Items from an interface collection

════

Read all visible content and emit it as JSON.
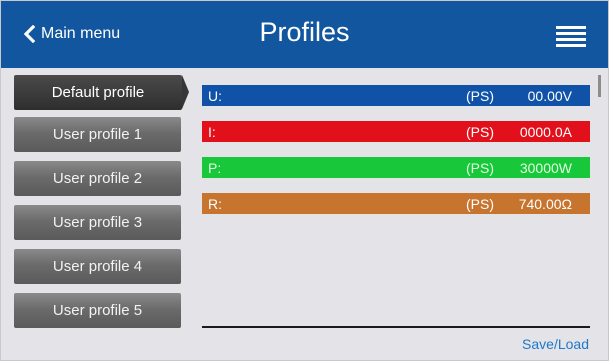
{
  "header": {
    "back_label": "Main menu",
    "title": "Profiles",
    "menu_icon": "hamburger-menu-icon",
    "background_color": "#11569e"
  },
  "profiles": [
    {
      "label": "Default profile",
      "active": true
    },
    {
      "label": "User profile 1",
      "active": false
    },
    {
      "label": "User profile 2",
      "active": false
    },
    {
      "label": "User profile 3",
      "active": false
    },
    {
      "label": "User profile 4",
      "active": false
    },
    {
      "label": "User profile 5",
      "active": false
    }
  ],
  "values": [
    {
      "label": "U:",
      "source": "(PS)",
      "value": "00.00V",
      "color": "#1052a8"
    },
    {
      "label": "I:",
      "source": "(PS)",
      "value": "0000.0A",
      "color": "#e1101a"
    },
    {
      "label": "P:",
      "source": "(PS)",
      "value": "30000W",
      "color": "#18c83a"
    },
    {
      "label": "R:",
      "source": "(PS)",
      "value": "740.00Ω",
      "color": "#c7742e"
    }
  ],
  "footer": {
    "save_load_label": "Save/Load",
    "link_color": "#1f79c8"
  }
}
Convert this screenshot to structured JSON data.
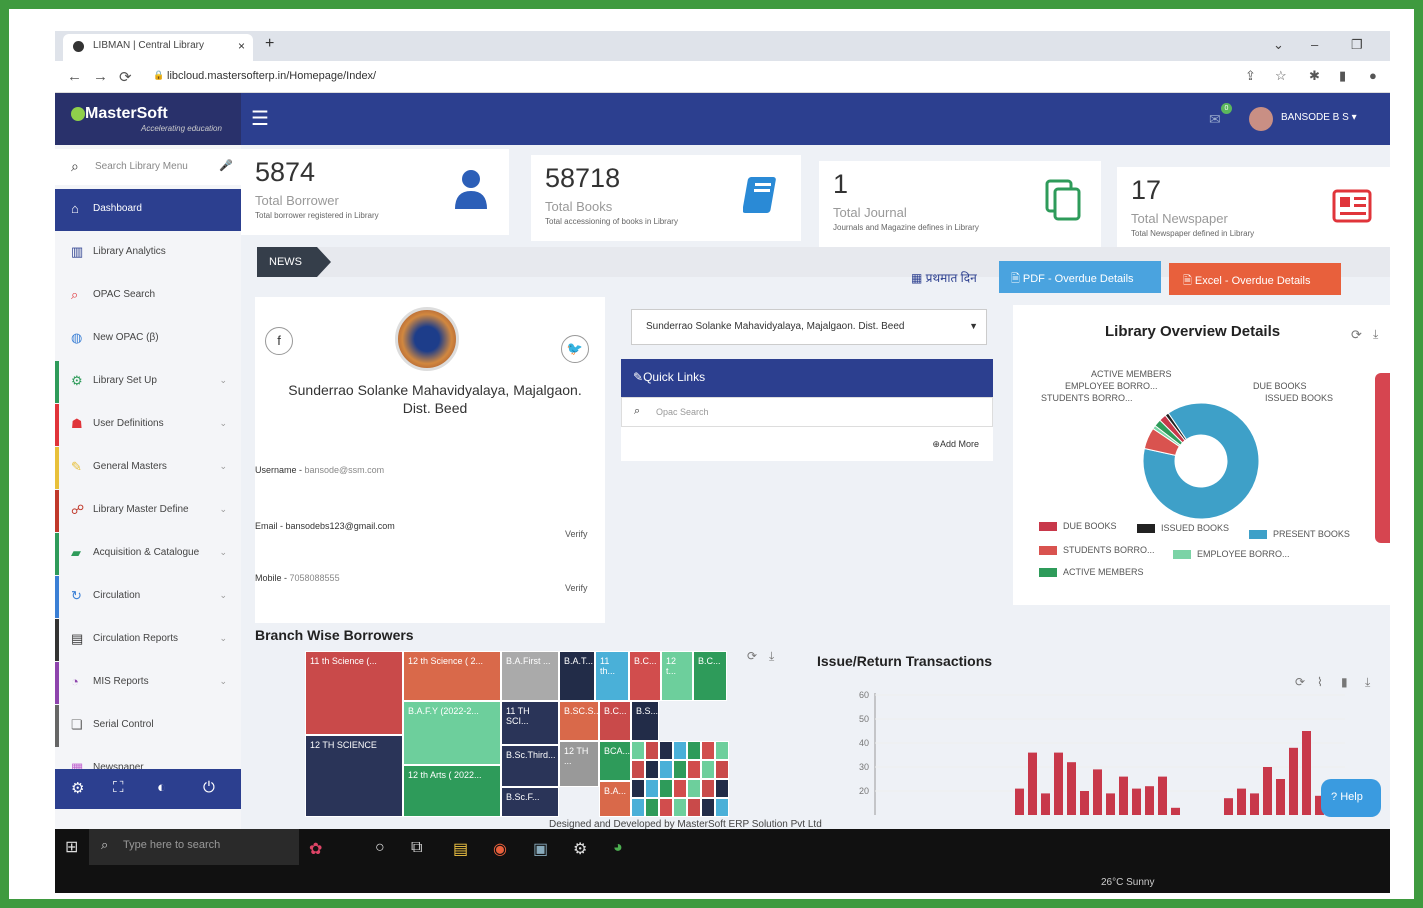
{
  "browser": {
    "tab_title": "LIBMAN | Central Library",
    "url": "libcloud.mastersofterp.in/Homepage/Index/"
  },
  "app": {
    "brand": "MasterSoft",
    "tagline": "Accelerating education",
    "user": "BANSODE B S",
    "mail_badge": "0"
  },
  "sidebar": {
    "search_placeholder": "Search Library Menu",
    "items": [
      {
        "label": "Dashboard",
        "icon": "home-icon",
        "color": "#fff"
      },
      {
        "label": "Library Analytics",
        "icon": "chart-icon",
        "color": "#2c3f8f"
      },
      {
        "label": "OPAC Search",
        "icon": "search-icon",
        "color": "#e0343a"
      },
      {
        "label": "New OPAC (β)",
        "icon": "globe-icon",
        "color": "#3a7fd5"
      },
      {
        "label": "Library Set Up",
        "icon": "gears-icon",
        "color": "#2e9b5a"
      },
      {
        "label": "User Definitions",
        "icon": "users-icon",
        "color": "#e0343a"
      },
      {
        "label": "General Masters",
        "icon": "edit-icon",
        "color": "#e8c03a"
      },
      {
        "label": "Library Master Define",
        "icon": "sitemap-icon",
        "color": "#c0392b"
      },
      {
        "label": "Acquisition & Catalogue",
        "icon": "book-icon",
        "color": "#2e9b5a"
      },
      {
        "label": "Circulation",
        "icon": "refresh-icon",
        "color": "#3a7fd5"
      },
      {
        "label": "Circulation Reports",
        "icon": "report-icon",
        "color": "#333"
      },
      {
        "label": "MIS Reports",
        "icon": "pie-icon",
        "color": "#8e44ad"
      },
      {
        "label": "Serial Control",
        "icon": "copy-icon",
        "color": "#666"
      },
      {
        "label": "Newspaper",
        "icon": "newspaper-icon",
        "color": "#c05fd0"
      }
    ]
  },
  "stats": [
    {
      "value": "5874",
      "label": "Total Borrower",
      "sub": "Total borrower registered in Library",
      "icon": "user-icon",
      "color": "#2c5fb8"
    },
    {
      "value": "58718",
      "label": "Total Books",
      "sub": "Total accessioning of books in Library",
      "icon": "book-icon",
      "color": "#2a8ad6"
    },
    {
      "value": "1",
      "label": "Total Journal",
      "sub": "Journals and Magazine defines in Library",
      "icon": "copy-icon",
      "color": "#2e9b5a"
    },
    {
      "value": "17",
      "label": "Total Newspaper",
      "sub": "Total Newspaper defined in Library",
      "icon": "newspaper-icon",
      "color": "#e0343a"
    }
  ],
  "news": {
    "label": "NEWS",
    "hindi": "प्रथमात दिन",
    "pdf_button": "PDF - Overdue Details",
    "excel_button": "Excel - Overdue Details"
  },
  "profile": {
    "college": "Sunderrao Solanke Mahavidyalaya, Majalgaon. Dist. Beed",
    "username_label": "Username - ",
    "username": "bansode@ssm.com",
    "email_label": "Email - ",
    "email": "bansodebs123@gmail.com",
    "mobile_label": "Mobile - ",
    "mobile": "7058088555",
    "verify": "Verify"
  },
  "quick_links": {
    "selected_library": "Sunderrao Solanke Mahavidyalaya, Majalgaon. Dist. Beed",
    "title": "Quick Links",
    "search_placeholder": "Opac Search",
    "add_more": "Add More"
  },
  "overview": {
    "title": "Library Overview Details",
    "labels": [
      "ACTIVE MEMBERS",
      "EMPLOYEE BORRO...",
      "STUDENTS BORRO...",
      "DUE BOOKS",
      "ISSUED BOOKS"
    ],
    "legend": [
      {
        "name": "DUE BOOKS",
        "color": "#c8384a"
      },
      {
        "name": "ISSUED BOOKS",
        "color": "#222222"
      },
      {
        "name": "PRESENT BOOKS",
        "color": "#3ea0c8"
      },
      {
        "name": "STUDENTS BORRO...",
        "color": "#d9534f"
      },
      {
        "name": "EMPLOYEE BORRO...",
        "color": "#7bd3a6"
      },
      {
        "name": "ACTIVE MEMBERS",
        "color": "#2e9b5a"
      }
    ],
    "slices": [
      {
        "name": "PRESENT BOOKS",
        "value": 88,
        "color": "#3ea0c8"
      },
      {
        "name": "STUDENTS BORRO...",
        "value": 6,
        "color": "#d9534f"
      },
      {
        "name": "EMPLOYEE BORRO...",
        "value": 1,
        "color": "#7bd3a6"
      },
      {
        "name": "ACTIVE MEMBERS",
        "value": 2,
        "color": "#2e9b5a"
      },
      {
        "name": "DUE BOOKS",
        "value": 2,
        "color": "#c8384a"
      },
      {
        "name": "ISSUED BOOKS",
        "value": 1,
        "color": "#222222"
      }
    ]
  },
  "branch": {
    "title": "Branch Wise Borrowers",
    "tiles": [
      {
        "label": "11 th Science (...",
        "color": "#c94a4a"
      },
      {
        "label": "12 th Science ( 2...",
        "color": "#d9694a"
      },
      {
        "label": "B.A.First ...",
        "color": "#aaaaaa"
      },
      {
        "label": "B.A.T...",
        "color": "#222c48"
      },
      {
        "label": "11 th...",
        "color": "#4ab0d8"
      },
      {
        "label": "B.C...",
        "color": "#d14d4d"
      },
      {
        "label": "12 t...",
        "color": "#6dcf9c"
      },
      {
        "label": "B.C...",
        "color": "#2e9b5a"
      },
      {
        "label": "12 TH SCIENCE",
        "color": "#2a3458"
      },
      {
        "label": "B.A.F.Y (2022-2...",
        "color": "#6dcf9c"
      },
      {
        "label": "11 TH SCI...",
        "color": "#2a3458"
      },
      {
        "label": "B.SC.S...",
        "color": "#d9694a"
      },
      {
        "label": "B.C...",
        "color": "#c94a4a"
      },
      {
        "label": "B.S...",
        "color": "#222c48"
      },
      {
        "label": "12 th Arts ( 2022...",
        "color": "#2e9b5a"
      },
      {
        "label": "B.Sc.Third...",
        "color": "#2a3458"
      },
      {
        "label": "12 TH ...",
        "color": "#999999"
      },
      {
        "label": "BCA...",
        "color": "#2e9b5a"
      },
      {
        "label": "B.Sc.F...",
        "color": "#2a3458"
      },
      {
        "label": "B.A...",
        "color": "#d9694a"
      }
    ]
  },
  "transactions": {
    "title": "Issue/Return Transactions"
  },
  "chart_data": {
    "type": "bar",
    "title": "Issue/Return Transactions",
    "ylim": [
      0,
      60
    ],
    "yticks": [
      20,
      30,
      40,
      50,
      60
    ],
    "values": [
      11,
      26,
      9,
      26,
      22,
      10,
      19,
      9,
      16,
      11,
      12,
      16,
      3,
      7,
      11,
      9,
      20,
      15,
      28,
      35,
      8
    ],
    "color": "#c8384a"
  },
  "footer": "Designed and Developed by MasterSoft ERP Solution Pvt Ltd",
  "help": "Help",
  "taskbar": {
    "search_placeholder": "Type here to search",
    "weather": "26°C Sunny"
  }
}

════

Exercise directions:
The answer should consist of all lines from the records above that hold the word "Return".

Answer section:
    "title": "Issue/Return Transactions"
    "title": "Issue/Return Transactions",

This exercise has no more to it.